__What the exercise asks__.
Check each line below for "this" and give the count of those that have it, nothing else.

─── Given data

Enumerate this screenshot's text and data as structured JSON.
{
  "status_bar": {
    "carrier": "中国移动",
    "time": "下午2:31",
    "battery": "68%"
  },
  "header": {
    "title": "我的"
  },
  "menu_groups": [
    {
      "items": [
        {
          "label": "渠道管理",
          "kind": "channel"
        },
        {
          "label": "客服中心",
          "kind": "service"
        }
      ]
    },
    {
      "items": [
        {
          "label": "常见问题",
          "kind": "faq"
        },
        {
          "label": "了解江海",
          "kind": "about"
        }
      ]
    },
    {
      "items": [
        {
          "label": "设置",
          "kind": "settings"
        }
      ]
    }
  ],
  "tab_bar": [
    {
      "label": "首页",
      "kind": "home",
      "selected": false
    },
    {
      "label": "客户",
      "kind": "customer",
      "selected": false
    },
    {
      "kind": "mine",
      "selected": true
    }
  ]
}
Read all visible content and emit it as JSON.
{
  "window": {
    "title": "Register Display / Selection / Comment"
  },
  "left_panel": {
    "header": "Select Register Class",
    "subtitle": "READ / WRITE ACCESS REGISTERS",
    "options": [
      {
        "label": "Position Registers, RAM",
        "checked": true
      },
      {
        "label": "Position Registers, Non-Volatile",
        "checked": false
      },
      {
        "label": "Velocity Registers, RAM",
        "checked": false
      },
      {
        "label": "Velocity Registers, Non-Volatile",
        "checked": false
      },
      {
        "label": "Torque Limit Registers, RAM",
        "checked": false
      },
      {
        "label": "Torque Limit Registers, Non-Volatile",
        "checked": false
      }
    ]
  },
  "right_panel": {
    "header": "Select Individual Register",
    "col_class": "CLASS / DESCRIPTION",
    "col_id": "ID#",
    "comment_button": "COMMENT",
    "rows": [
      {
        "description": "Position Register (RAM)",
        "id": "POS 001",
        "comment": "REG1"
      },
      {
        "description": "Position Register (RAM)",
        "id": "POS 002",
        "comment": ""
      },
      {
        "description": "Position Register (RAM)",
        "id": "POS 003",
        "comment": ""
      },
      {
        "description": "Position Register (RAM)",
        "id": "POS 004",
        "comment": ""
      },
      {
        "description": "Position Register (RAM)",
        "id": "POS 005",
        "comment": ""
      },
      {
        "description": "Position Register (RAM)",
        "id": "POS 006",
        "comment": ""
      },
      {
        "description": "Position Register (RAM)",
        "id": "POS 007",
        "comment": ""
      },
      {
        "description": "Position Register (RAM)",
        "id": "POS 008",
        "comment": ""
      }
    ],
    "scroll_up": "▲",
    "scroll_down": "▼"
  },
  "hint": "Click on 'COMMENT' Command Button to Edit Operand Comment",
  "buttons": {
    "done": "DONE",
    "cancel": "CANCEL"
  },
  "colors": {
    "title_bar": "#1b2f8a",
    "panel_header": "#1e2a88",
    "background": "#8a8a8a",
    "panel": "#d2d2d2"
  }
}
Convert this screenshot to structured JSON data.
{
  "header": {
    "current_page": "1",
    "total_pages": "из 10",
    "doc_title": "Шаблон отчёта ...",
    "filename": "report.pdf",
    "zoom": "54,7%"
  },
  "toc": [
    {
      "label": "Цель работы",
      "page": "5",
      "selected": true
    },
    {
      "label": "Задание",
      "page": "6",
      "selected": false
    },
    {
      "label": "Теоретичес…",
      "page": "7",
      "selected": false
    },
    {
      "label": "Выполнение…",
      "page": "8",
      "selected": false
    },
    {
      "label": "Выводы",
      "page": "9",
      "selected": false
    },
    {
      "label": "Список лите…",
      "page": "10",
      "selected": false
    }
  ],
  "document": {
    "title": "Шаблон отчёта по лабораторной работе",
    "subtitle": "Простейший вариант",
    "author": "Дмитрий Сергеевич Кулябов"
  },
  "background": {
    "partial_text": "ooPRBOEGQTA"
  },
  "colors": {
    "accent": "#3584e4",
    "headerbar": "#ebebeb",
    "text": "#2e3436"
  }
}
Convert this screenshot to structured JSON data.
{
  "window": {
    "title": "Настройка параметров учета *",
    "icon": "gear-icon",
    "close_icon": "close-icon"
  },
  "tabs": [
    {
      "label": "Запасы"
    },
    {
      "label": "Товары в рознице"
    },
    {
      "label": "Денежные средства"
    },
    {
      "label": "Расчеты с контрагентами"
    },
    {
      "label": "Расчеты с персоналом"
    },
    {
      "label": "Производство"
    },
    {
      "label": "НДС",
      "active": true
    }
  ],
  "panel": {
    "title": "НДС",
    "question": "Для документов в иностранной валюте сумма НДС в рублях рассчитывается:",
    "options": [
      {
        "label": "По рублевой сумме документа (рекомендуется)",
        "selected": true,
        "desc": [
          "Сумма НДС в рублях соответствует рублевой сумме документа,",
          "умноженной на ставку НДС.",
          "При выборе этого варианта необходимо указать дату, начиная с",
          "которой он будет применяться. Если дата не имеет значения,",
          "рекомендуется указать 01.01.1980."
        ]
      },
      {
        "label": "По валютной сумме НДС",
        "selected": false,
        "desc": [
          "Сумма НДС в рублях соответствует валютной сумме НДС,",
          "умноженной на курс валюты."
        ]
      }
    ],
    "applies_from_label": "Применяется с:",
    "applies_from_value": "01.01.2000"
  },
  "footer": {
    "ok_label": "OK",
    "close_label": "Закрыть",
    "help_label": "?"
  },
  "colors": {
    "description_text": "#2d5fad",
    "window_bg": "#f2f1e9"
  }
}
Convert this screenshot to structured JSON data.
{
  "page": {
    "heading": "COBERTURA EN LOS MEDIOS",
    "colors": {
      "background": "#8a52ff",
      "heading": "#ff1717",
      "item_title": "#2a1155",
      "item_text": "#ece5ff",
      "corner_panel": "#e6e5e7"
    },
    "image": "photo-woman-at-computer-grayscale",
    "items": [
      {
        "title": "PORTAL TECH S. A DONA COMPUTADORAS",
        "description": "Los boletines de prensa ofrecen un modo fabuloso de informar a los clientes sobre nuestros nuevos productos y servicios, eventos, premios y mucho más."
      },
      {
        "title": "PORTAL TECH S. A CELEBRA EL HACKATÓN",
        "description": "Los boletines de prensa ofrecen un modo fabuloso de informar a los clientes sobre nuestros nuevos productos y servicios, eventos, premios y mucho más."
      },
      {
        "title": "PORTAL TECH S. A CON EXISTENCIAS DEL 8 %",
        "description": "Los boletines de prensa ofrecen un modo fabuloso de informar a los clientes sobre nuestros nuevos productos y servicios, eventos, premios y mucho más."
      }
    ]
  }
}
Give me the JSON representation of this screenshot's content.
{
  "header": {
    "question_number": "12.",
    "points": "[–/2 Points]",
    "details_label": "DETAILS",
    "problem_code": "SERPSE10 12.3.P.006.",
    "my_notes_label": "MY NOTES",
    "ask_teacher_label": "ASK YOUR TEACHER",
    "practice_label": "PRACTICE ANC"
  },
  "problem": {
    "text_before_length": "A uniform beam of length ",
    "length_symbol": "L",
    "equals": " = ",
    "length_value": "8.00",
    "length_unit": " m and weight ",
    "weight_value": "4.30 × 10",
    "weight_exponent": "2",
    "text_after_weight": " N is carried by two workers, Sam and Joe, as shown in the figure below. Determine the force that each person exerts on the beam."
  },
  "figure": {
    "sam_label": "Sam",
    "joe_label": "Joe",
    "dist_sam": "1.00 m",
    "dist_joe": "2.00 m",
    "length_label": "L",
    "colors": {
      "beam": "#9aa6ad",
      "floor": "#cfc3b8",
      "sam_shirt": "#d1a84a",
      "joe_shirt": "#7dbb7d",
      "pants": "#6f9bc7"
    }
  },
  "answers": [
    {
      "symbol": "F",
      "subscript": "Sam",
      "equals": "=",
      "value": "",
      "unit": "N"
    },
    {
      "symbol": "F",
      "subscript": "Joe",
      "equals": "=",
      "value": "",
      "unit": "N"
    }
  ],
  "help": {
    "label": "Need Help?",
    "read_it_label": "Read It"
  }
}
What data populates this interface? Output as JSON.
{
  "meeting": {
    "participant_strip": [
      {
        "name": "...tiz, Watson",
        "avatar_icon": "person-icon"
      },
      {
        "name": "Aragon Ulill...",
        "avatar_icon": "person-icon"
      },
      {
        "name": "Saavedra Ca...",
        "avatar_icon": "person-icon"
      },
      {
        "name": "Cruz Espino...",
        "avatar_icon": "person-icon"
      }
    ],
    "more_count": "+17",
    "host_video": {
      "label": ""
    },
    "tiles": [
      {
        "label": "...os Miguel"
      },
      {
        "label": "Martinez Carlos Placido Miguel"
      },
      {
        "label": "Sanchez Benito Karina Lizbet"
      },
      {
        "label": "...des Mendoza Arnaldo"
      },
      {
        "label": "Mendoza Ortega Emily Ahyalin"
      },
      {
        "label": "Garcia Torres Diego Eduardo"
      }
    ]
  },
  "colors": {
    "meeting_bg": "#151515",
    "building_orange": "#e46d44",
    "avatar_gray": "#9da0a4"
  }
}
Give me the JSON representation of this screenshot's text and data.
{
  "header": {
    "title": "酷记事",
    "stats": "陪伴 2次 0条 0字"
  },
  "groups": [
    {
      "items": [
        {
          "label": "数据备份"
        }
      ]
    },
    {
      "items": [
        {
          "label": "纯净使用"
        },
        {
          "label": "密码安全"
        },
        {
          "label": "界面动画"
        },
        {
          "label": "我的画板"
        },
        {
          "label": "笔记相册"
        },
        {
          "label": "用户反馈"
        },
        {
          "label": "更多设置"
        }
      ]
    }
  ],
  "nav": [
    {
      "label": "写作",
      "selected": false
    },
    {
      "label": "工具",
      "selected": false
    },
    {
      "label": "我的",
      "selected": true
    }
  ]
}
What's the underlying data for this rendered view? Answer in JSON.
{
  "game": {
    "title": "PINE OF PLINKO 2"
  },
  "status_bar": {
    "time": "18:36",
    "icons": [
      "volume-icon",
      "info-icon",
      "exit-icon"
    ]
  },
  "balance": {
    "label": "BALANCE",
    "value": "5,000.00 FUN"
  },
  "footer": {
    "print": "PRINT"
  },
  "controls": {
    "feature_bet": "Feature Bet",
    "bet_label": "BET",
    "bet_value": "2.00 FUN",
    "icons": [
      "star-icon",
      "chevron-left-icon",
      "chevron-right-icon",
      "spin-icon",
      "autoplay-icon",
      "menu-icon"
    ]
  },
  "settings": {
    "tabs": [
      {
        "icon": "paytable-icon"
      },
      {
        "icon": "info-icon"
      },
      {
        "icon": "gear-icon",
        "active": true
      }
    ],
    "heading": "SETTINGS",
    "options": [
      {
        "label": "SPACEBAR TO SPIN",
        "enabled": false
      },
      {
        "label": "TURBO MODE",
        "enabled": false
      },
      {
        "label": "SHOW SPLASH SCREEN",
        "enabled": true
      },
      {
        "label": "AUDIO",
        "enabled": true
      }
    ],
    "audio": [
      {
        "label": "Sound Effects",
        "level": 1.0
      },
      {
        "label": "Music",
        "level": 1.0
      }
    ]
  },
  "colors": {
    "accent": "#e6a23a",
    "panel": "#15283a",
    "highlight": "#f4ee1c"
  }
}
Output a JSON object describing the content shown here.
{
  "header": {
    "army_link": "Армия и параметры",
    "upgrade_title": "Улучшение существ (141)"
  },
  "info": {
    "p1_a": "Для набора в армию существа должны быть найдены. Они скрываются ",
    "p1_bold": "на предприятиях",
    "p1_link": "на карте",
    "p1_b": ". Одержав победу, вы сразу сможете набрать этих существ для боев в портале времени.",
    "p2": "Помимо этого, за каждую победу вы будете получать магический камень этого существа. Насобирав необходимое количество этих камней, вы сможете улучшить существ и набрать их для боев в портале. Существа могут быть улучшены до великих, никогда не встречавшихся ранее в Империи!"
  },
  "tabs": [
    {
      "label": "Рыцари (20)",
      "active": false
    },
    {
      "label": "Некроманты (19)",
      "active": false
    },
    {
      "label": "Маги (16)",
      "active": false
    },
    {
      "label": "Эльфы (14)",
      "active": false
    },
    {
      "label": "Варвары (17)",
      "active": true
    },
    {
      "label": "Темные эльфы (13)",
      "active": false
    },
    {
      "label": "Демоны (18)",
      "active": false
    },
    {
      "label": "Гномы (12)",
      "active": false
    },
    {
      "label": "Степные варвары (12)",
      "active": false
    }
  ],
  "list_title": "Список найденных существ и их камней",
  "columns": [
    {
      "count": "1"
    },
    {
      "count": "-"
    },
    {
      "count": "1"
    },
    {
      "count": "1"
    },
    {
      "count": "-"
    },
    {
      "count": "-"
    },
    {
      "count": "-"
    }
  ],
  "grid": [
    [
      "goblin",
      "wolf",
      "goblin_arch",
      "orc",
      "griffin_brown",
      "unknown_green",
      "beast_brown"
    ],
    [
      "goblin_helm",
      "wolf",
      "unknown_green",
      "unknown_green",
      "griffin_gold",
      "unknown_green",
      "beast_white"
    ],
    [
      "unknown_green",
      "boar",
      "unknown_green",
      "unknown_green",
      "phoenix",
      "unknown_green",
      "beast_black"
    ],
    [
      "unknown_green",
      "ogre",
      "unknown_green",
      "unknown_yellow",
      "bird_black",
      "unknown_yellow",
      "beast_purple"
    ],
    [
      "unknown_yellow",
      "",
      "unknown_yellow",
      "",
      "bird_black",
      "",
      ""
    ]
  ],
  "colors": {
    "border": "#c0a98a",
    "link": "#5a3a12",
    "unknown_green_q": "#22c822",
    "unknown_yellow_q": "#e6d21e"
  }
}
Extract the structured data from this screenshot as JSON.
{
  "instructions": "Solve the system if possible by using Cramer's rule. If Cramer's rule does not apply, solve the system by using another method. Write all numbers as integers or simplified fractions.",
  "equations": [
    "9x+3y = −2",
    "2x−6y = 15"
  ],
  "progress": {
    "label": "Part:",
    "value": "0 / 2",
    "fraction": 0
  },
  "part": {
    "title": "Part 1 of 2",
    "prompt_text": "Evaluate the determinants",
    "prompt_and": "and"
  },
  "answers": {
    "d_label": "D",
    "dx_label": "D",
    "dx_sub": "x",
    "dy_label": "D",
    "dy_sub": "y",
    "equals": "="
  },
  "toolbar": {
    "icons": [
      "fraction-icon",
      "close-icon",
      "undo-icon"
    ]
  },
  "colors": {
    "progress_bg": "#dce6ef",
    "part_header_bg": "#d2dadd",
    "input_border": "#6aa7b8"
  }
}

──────

__Written answer__.
9